I’ve written about metering before but I thought I’d recap an important point about the light meter in your camera: it’s a stupid, stupid device. Which isn’t to say that it’s useless. Far from it. Your camera’s light meter is an extremely useful tool. But, you have to know when you can trust it and when you can’t.
Camera shake is the bane of photographers everywhere. No photographer has perfectly steady hands. Once shutter speeds drop, camera shake begins to seriously affect image sharpness. Fortunately, there are solutions. Nothing will give you consistently sharper photos than a sturdy tripod and every photographer should have one. But there’s a high-tech solution, too: image stabilization. Read on to learn a little about this interesting technology and view a through-the-lens video demonstration of it in action.
Many professional photographers rent lenses. Rather than spending huge sums on lenses (or other equipment), they rent just what they need for the job at hand.
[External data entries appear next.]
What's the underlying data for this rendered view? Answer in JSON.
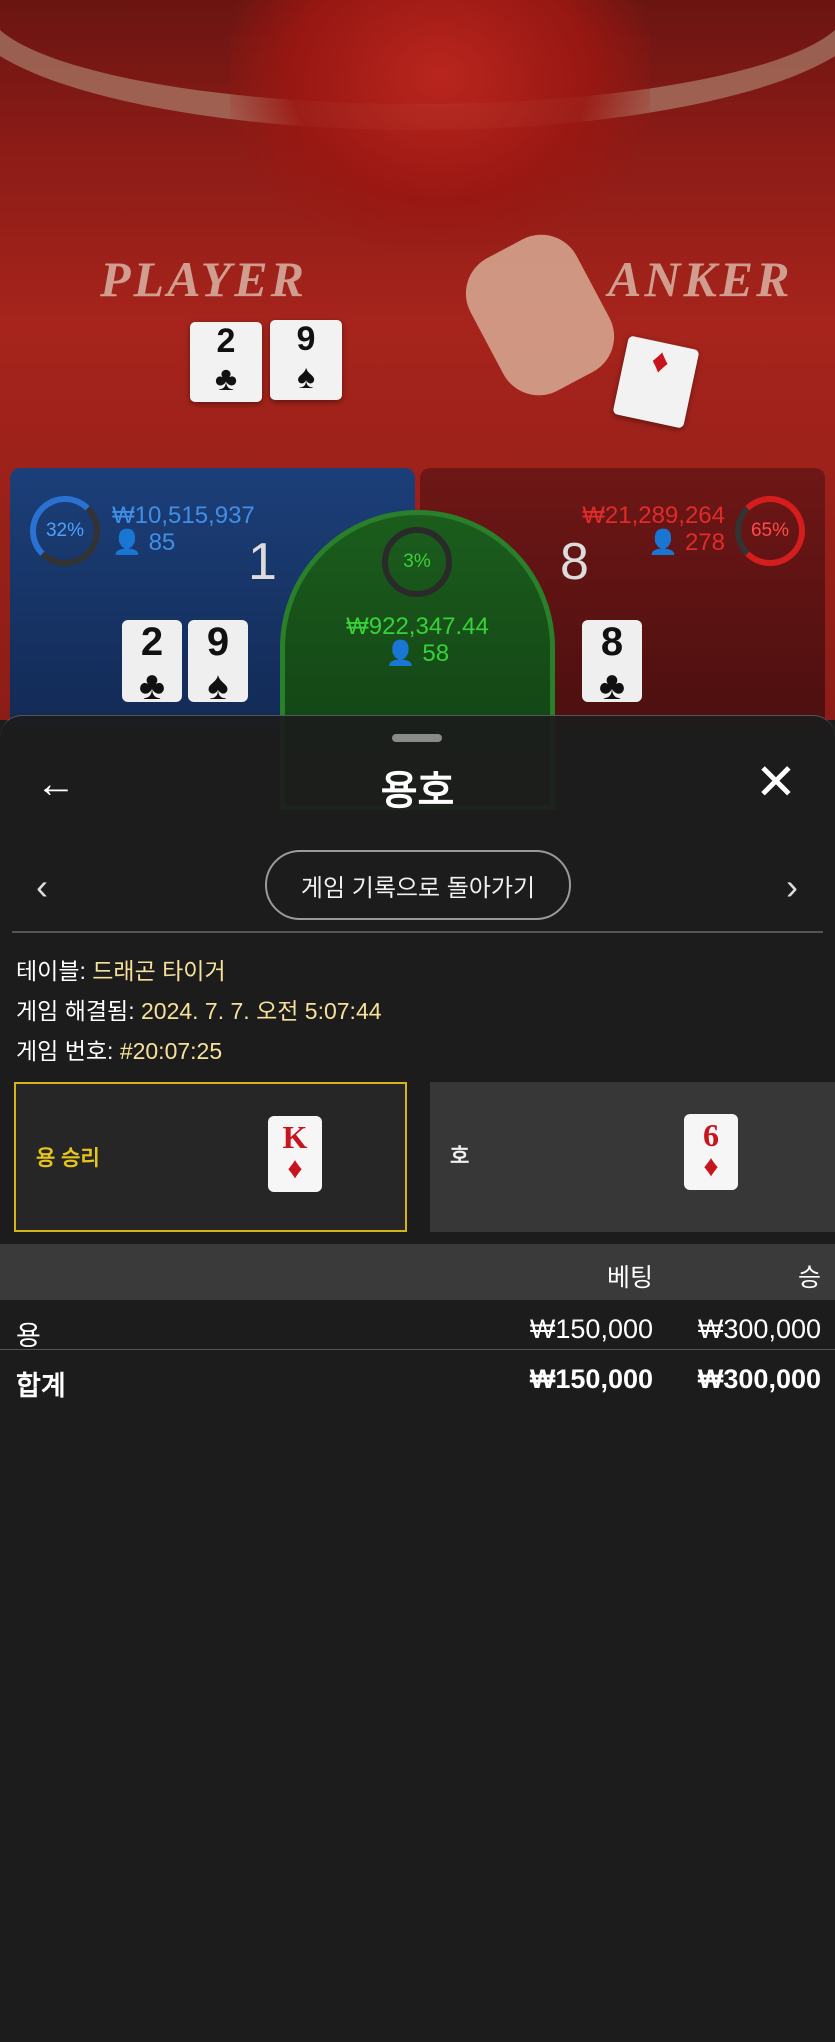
{
  "scene": {
    "player_word": "PLAYER",
    "banker_word": "ANKER"
  },
  "stats": {
    "player": {
      "percent": "32%",
      "amount": "₩10,515,937",
      "players": "85",
      "score": "1",
      "cards": [
        "2",
        "9"
      ]
    },
    "tie": {
      "percent": "3%",
      "amount": "₩922,347.44",
      "players": "58"
    },
    "banker": {
      "percent": "65%",
      "amount": "₩21,289,264",
      "players": "278",
      "score": "8",
      "cards": [
        "8"
      ]
    }
  },
  "modal": {
    "title": "용호",
    "back_icon": "arrow-left-icon",
    "close_icon": "close-icon",
    "history_button": "게임 기록으로 돌아가기",
    "info": {
      "table_label": "테이블: ",
      "table_value": "드래곤 타이거",
      "resolved_label": "게임 해결됨: ",
      "resolved_value": "2024. 7. 7. 오전 5:07:44",
      "number_label": "게임 번호: ",
      "number_value": "#20:07:25"
    },
    "results": {
      "dragon": {
        "label": "용 승리",
        "card_rank": "K",
        "card_suit": "♦"
      },
      "tiger": {
        "label": "호",
        "card_rank": "6",
        "card_suit": "♦"
      }
    },
    "table": {
      "headers": {
        "bet": "베팅",
        "win": "승"
      },
      "rows": [
        {
          "name": "용",
          "bet": "₩150,000",
          "win": "₩300,000"
        }
      ],
      "total": {
        "name": "합계",
        "bet": "₩150,000",
        "win": "₩300,000"
      }
    }
  },
  "colors": {
    "accent_gold": "#d4b419",
    "player_blue": "#1c3f79",
    "banker_red": "#6e1716",
    "tie_green": "#1b5d1d",
    "value_yellow": "#f7e19a"
  }
}
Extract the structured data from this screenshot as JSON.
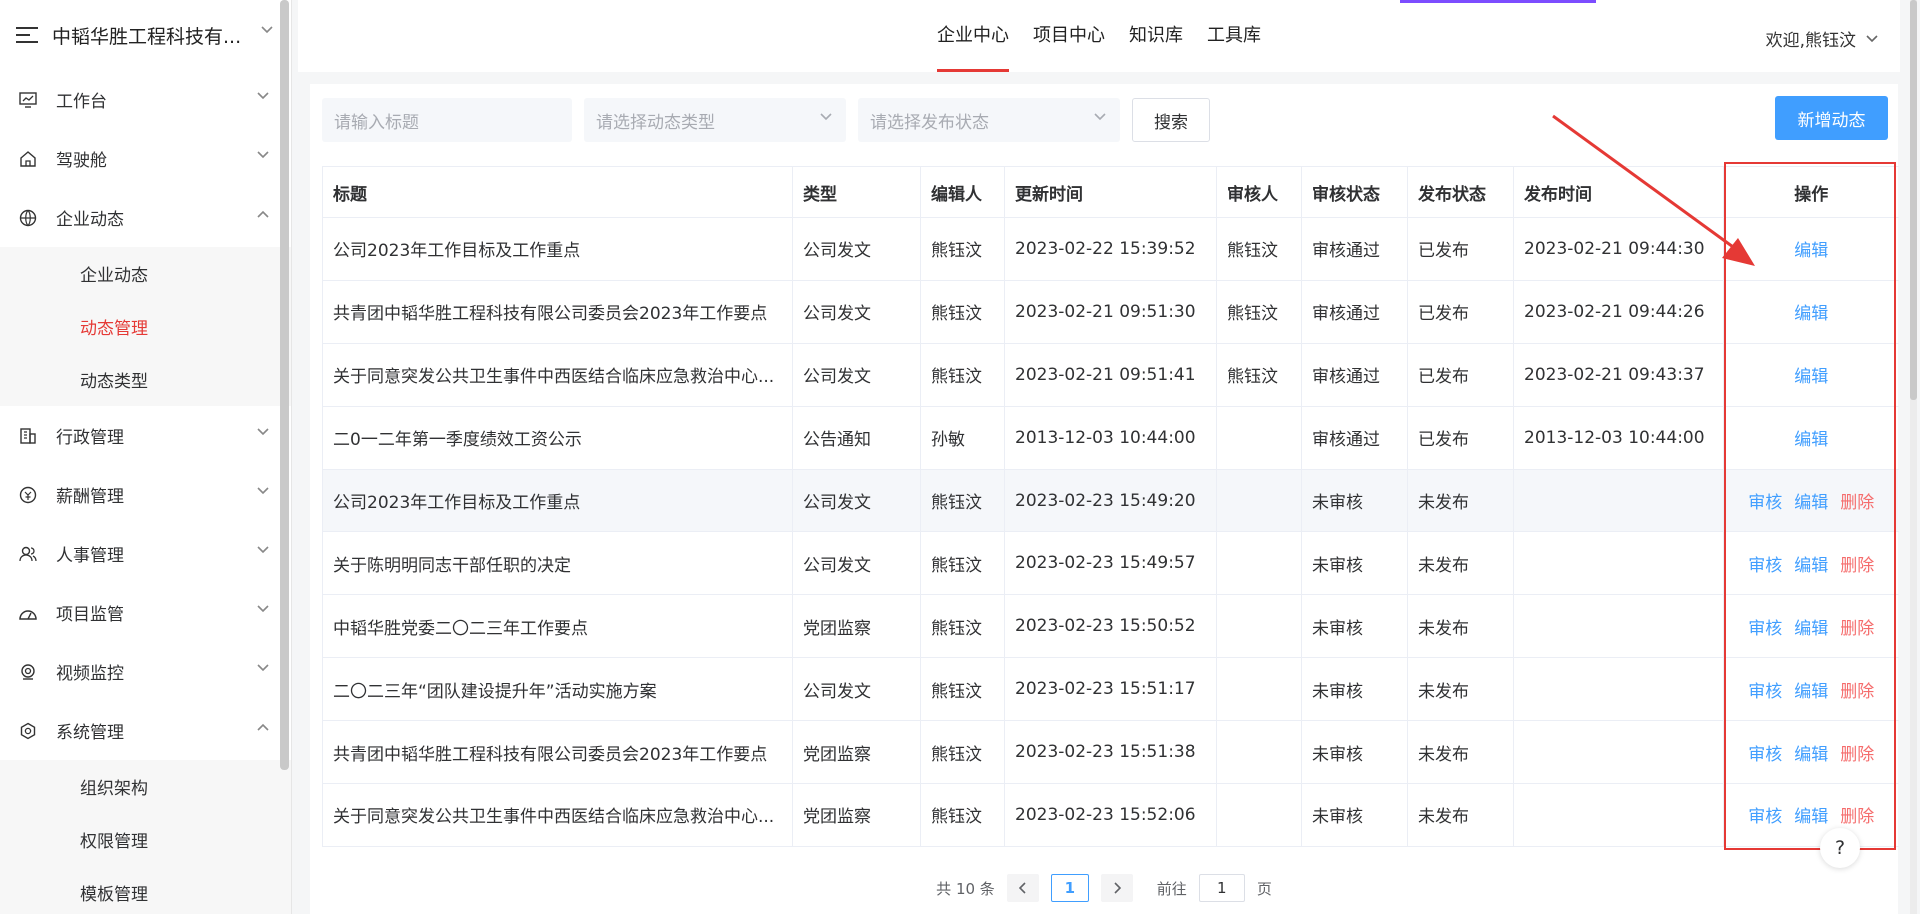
{
  "sidebar": {
    "brand": "中韬华胜工程科技有...",
    "items": [
      {
        "label": "工作台",
        "icon": "monitor-icon"
      },
      {
        "label": "驾驶舱",
        "icon": "home-icon"
      },
      {
        "label": "企业动态",
        "icon": "globe-icon",
        "expanded": true,
        "children": [
          "企业动态",
          "动态管理",
          "动态类型"
        ],
        "active_child": "动态管理"
      },
      {
        "label": "行政管理",
        "icon": "building-icon"
      },
      {
        "label": "薪酬管理",
        "icon": "wallet-icon"
      },
      {
        "label": "人事管理",
        "icon": "users-icon"
      },
      {
        "label": "项目监管",
        "icon": "dashboard-icon"
      },
      {
        "label": "视频监控",
        "icon": "location-icon"
      },
      {
        "label": "系统管理",
        "icon": "settings-icon",
        "expanded": true,
        "children": [
          "组织架构",
          "权限管理",
          "模板管理"
        ]
      }
    ]
  },
  "nav": {
    "tabs": [
      "企业中心",
      "项目中心",
      "知识库",
      "工具库"
    ],
    "active": "企业中心",
    "welcome": "欢迎,熊钰汶"
  },
  "filters": {
    "title_placeholder": "请输入标题",
    "type_placeholder": "请选择动态类型",
    "status_placeholder": "请选择发布状态",
    "search_label": "搜索",
    "add_label": "新增动态"
  },
  "table": {
    "headers": [
      "标题",
      "类型",
      "编辑人",
      "更新时间",
      "审核人",
      "审核状态",
      "发布状态",
      "发布时间",
      "操作"
    ],
    "actions": {
      "review": "审核",
      "edit": "编辑",
      "delete": "删除"
    },
    "rows": [
      {
        "title": "公司2023年工作目标及工作重点",
        "type": "公司发文",
        "editor": "熊钰汶",
        "updated": "2023-02-22 15:39:52",
        "reviewer": "熊钰汶",
        "review_status": "审核通过",
        "publish_status": "已发布",
        "published": "2023-02-21 09:44:30",
        "ops": [
          "edit"
        ]
      },
      {
        "title": "共青团中韬华胜工程科技有限公司委员会2023年工作要点",
        "type": "公司发文",
        "editor": "熊钰汶",
        "updated": "2023-02-21 09:51:30",
        "reviewer": "熊钰汶",
        "review_status": "审核通过",
        "publish_status": "已发布",
        "published": "2023-02-21 09:44:26",
        "ops": [
          "edit"
        ]
      },
      {
        "title": "关于同意突发公共卫生事件中西医结合临床应急救治中心...",
        "type": "公司发文",
        "editor": "熊钰汶",
        "updated": "2023-02-21 09:51:41",
        "reviewer": "熊钰汶",
        "review_status": "审核通过",
        "publish_status": "已发布",
        "published": "2023-02-21 09:43:37",
        "ops": [
          "edit"
        ]
      },
      {
        "title": "二0一二年第一季度绩效工资公示",
        "type": "公告通知",
        "editor": "孙敏",
        "updated": "2013-12-03 10:44:00",
        "reviewer": "",
        "review_status": "审核通过",
        "publish_status": "已发布",
        "published": "2013-12-03 10:44:00",
        "ops": [
          "edit"
        ]
      },
      {
        "title": "公司2023年工作目标及工作重点",
        "type": "公司发文",
        "editor": "熊钰汶",
        "updated": "2023-02-23 15:49:20",
        "reviewer": "",
        "review_status": "未审核",
        "publish_status": "未发布",
        "published": "",
        "ops": [
          "review",
          "edit",
          "delete"
        ],
        "hover": true
      },
      {
        "title": "关于陈明明同志干部任职的决定",
        "type": "公司发文",
        "editor": "熊钰汶",
        "updated": "2023-02-23 15:49:57",
        "reviewer": "",
        "review_status": "未审核",
        "publish_status": "未发布",
        "published": "",
        "ops": [
          "review",
          "edit",
          "delete"
        ]
      },
      {
        "title": "中韬华胜党委二〇二三年工作要点",
        "type": "党团监察",
        "editor": "熊钰汶",
        "updated": "2023-02-23 15:50:52",
        "reviewer": "",
        "review_status": "未审核",
        "publish_status": "未发布",
        "published": "",
        "ops": [
          "review",
          "edit",
          "delete"
        ]
      },
      {
        "title": "二〇二三年“团队建设提升年”活动实施方案",
        "type": "公司发文",
        "editor": "熊钰汶",
        "updated": "2023-02-23 15:51:17",
        "reviewer": "",
        "review_status": "未审核",
        "publish_status": "未发布",
        "published": "",
        "ops": [
          "review",
          "edit",
          "delete"
        ]
      },
      {
        "title": "共青团中韬华胜工程科技有限公司委员会2023年工作要点",
        "type": "党团监察",
        "editor": "熊钰汶",
        "updated": "2023-02-23 15:51:38",
        "reviewer": "",
        "review_status": "未审核",
        "publish_status": "未发布",
        "published": "",
        "ops": [
          "review",
          "edit",
          "delete"
        ]
      },
      {
        "title": "关于同意突发公共卫生事件中西医结合临床应急救治中心...",
        "type": "党团监察",
        "editor": "熊钰汶",
        "updated": "2023-02-23 15:52:06",
        "reviewer": "",
        "review_status": "未审核",
        "publish_status": "未发布",
        "published": "",
        "ops": [
          "review",
          "edit",
          "delete"
        ]
      }
    ]
  },
  "pagination": {
    "total_text": "共 10 条",
    "current_page": "1",
    "goto_prefix": "前往",
    "goto_value": "1",
    "goto_suffix": "页"
  },
  "help": "?",
  "colors": {
    "primary": "#409eff",
    "danger": "#f56c6c",
    "accent": "#e53935",
    "annotation": "#e53935"
  }
}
Sounds good, right? But not everyone has a decent camera shop nearby with rental service. In fact, I’d wager that you could only find lens rentals in large metro areas. Rentglass.com, an online lens rental company operating out of Florida, solves that issue by delivering lenses directly to you and at a price often cheaper than bricks and mortar stores.
Storing your photos may not seem a big problem, unless you decide for a long travel with your photo camera. While modern memory cards can hold thousands of JPG files, having the same amount of RAW data may put you in trouble.
Of course, you can take a laptop with you, but for a number of situations it may appear too large and heavy. One of the solutions is a portable storage device, which is independent. In other words, one that does not require a computer to transfer data to it.
A really interesting solution is a Sanho HyperDrive COLORSPACE UDMA 2 Multimedia Storage
The Bogen Super Clamp (Bogen Imaging) is a neat little piece of hardware. This simple looking device can attach itself solidly to almost any object with a width between 0.5 and 2.1 inches (1.3-5.3 cm). That includes shelves, tripod legs, light stands, doors, poles, fences, tree branches—or in my case, the neck of my daughter’s two-wheeled scooter. That’s right, Photodoto’s new unofficial slogan is, “Doing nutty stuff with expensive camera equipment so you don’t have to.”
The Pod is essentially a fancy-pants version of the classic “beanbag tripod,” a device that photographers have been using for years as a makeshift tripod. The Pod people claim that The Pod “takes the shake out” and is a “breakthrough in effortless camera set-up.” Continue reading my review to find out what I thought of it and to have a shot at winning your own Pod.
An external flash unit with an adjustable head is a great addition to any photography kit. With it you can bounce the light off the ceiling or a wall nearby or even use it off the camera to soften and change the light and reduce red eye. But compact camera owners are usually stuck with the built-in flash which is fixed in position next to the lens. Here’s a quick tip to help soften that built-in flash: try holding a piece of semi-transparent paper or white plastic (like from a milk jug) in front of the flash. It will act as a makeshift diffuser and help soften the light hitting your subject.
One of my favorite techniques when using a camera mounted flash indoors is to point it behind me. Unfortunately, this only works if you have a flash with a rotating head, so compact camera owners or anyone else stuck with a built-in flash are out of luck.
Trying your hand at pinhole photography is easy and can be a lot of fun. Pinhole cameras pre-date autofocus and megapixels. They hearken back to a simpler time when a camera was literally just a box with film in the back. Photos made with pinhole cameras exude a fuzzy, low-fi charm that’s hard to resist. That said, it’s not for everyone, but I hope you’ll give it a try. If you’re anything like me, you’ll feel a little magic happening when you see that first photo. It’s sort of like stepping back in time. Have I convinced you? Do you have 30 minutes to spare? Read on to find out how to get started.
If you want to get good photos, learning how to use your equipment is a must. And that doesn’t necessarily mean digging out the the owner’s manual and poring over it line by line (although, I do recommend you read it at least once). You can learn about your camera by using it. Camera modes are a great place to start.
You may be thinking to yourself, “But I have a fully-automatic compact camera.” You may be surprised to find out that many compact cameras have more than one mode and many of them even have a manual mode that gives you fine-grained control over the exposure.